Only the pictures are to be left out; return the rest of the data exactly as it stands.
[Records provided — start]
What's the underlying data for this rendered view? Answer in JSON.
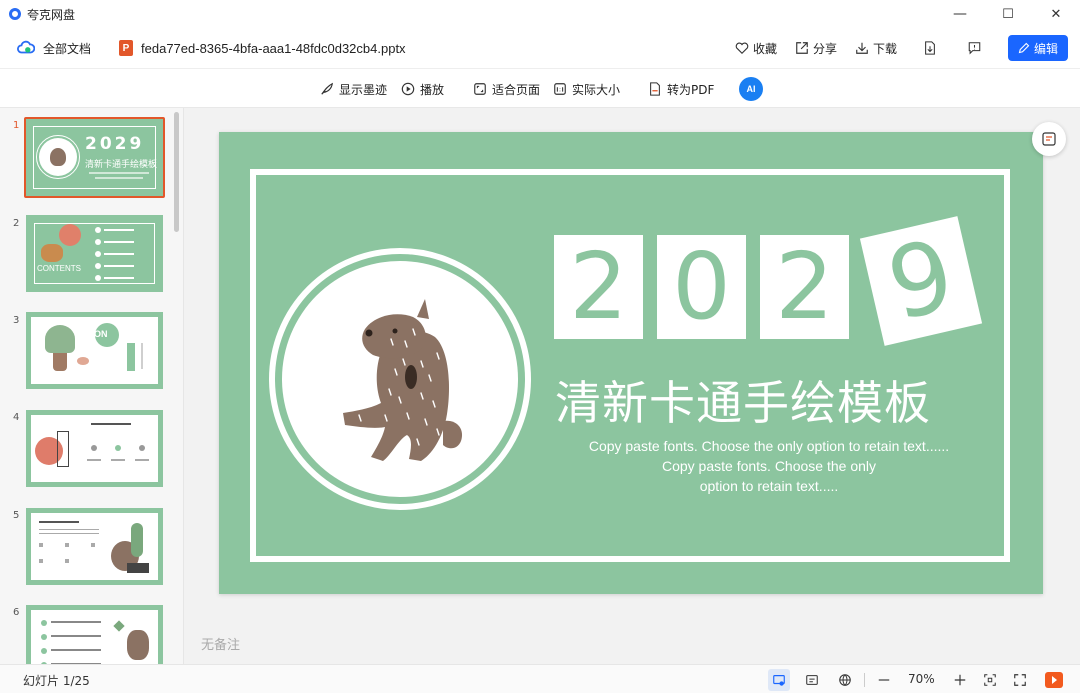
{
  "app": {
    "title": "夸克网盘"
  },
  "window": {
    "minimize": "—",
    "maximize": "☐",
    "close": "✕"
  },
  "header": {
    "all_docs": "全部文档",
    "filename": "feda77ed-8365-4bfa-aaa1-48fdc0d32cb4.pptx",
    "file_type_badge": "P",
    "favorite": "收藏",
    "share": "分享",
    "download": "下载",
    "edit": "编辑"
  },
  "toolbar": {
    "show_ink": "显示墨迹",
    "play": "播放",
    "fit_page": "适合页面",
    "actual_size": "实际大小",
    "to_pdf": "转为PDF",
    "ai": "AI"
  },
  "sidebar": {
    "slides": [
      {
        "num": "1",
        "active": true
      },
      {
        "num": "2"
      },
      {
        "num": "3"
      },
      {
        "num": "4"
      },
      {
        "num": "5"
      },
      {
        "num": "6"
      }
    ],
    "thumb1": {
      "digits": "2029",
      "title": "清新卡通手绘模板"
    },
    "thumb2": {
      "label": "CONTENTS"
    },
    "thumb3": {
      "label": "ON"
    }
  },
  "slide": {
    "digits": [
      "2",
      "0",
      "2",
      "9"
    ],
    "title": "清新卡通手绘模板",
    "subtitle_lines": [
      "Copy paste fonts. Choose the only option to retain text......",
      "Copy paste fonts. Choose the only",
      "option to retain text....."
    ],
    "bg_color": "#8cc59f",
    "bear_color": "#8b7263"
  },
  "notes": {
    "placeholder": "无备注"
  },
  "status": {
    "slide_counter": "幻灯片 1/25",
    "zoom": "70%"
  },
  "colors": {
    "accent": "#1a66ff",
    "active_slide": "#e2572a",
    "play_icon": "#f25a1e"
  }
}
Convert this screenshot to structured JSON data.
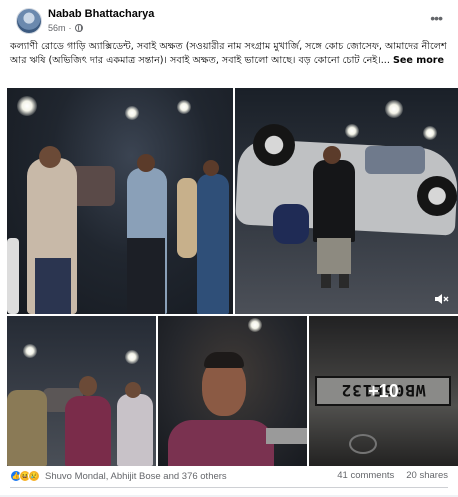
{
  "post": {
    "author": "Nabab Bhattacharya",
    "time": "56m",
    "privacy_icon": "globe-icon",
    "text": "কল্যাণী রোডে গাড়ি অ্যাক্সিডেন্ট, সবাই অক্ষত (সওয়ারীর নাম সংগ্রাম মুখার্জি, সঙ্গে কোচ জোসেফ, আমাদের নীলেশ আর ঋষি (অভিজিৎ দার একমাত্র সন্তান)। সবাই অক্ষত, সবাই ভালো আছে। বড় কোনো চোট নেই।...",
    "see_more": "See more"
  },
  "photos": {
    "more_count": "+10",
    "plate_text": "WB06E132"
  },
  "footer": {
    "reactions_text": "Shuvo Mondal, Abhijit Bose and 376 others",
    "comments": "41 comments",
    "shares": "20 shares"
  },
  "colors": {
    "like": "#1877f2",
    "haha": "#f7b125",
    "text_secondary": "#65676b"
  }
}
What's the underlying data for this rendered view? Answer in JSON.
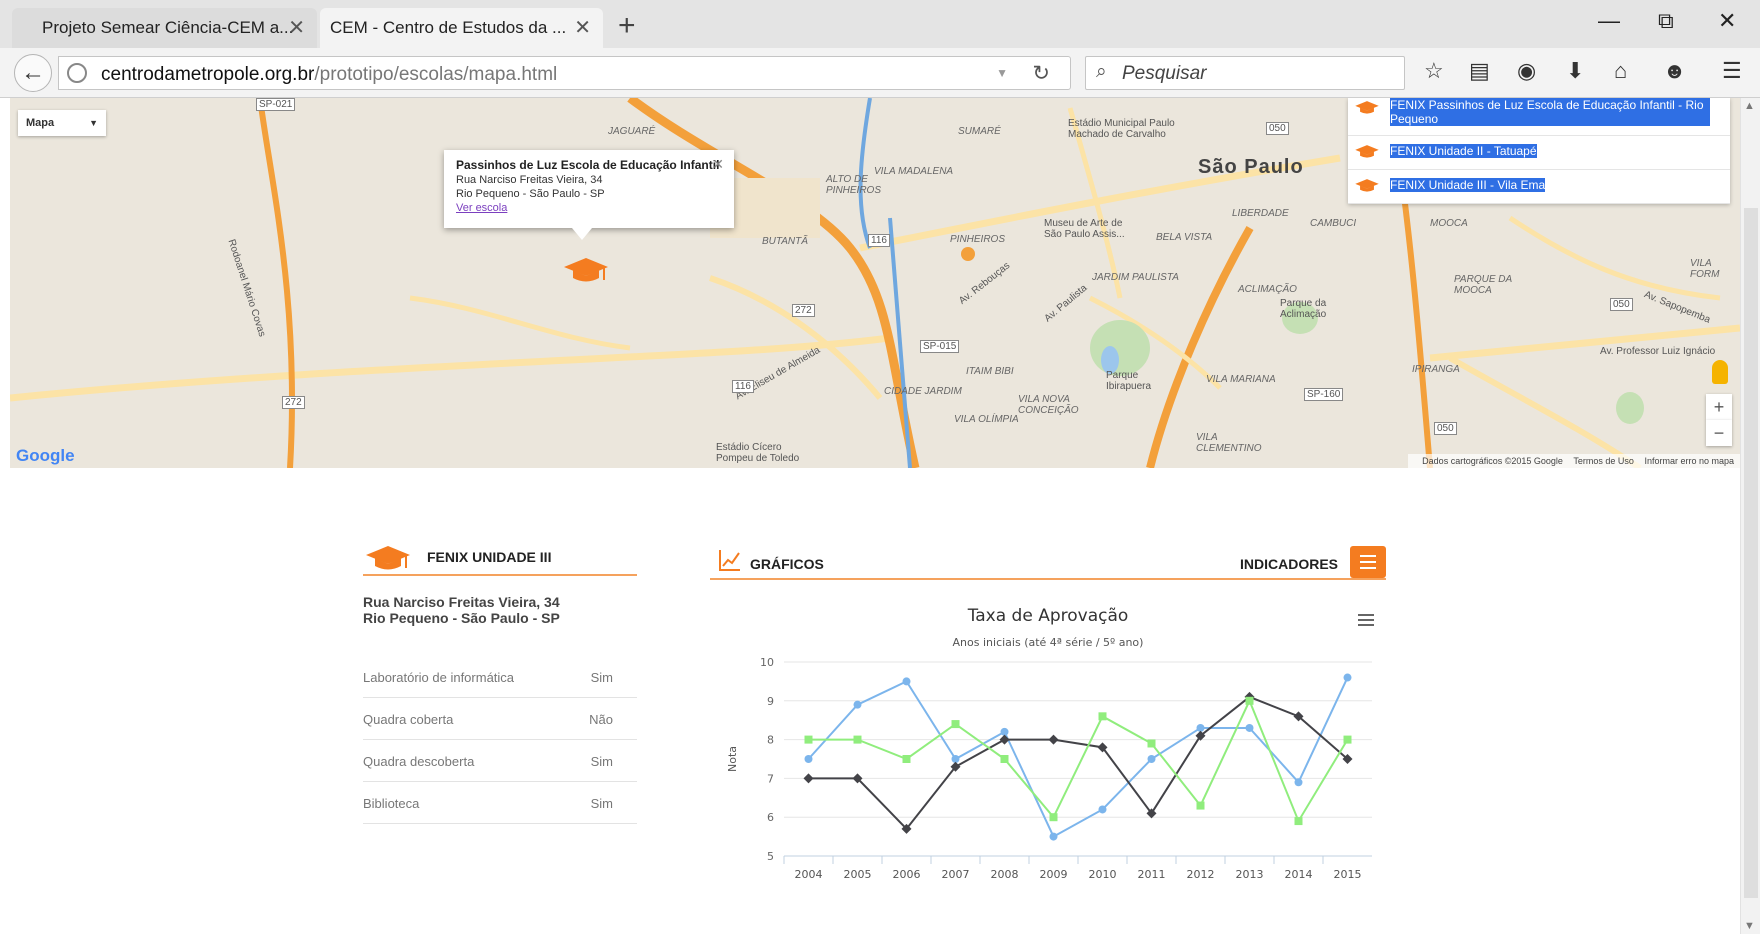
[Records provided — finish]
§ **Response to the task**
What's the underlying data for this rendered view? Answer in JSON.
{
  "app": {
    "title": "夸克网盘"
  },
  "window": {
    "minimize": "—",
    "maximize": "☐",
    "close": "✕"
  },
  "header": {
    "all_docs": "全部文档",
    "filename": "feda77ed-8365-4bfa-aaa1-48fdc0d32cb4.pptx",
    "file_type_badge": "P",
    "favorite": "收藏",
    "share": "分享",
    "download": "下载",
    "edit": "编辑"
  },
  "toolbar": {
    "show_ink": "显示墨迹",
    "play": "播放",
    "fit_page": "适合页面",
    "actual_size": "实际大小",
    "to_pdf": "转为PDF",
    "ai": "AI"
  },
  "sidebar": {
    "slides": [
      {
        "num": "1",
        "active": true
      },
      {
        "num": "2"
      },
      {
        "num": "3"
      },
      {
        "num": "4"
      },
      {
        "num": "5"
      },
      {
        "num": "6"
      }
    ],
    "thumb1": {
      "digits": "2029",
      "title": "清新卡通手绘模板"
    },
    "thumb2": {
      "label": "CONTENTS"
    },
    "thumb3": {
      "label": "ON"
    }
  },
  "slide": {
    "digits": [
      "2",
      "0",
      "2",
      "9"
    ],
    "title": "清新卡通手绘模板",
    "subtitle_lines": [
      "Copy paste fonts. Choose the only option to retain text......",
      "Copy paste fonts. Choose the only",
      "option to retain text....."
    ],
    "bg_color": "#8cc59f",
    "bear_color": "#8b7263"
  },
  "notes": {
    "placeholder": "无备注"
  },
  "status": {
    "slide_counter": "幻灯片 1/25",
    "zoom": "70%"
  },
  "colors": {
    "accent": "#1a66ff",
    "active_slide": "#e2572a",
    "play_icon": "#f25a1e"
  }
}
Convert this screenshot to structured JSON data.
{
  "post": {
    "author": "Nabab Bhattacharya",
    "time": "56m",
    "privacy_icon": "globe-icon",
    "text": "কল্যাণী রোডে গাড়ি অ্যাক্সিডেন্ট, সবাই অক্ষত (সওয়ারীর নাম সংগ্রাম মুখার্জি, সঙ্গে কোচ জোসেফ, আমাদের নীলেশ আর ঋষি (অভিজিৎ দার একমাত্র সন্তান)। সবাই অক্ষত, সবাই ভালো আছে। বড় কোনো চোট নেই।...",
    "see_more": "See more"
  },
  "photos": {
    "more_count": "+10",
    "plate_text": "WB06E132"
  },
  "footer": {
    "reactions_text": "Shuvo Mondal, Abhijit Bose and 376 others",
    "comments": "41 comments",
    "shares": "20 shares"
  },
  "colors": {
    "like": "#1877f2",
    "haha": "#f7b125",
    "text_secondary": "#65676b"
  }
}
What's the underlying data for this rendered view? Answer in JSON.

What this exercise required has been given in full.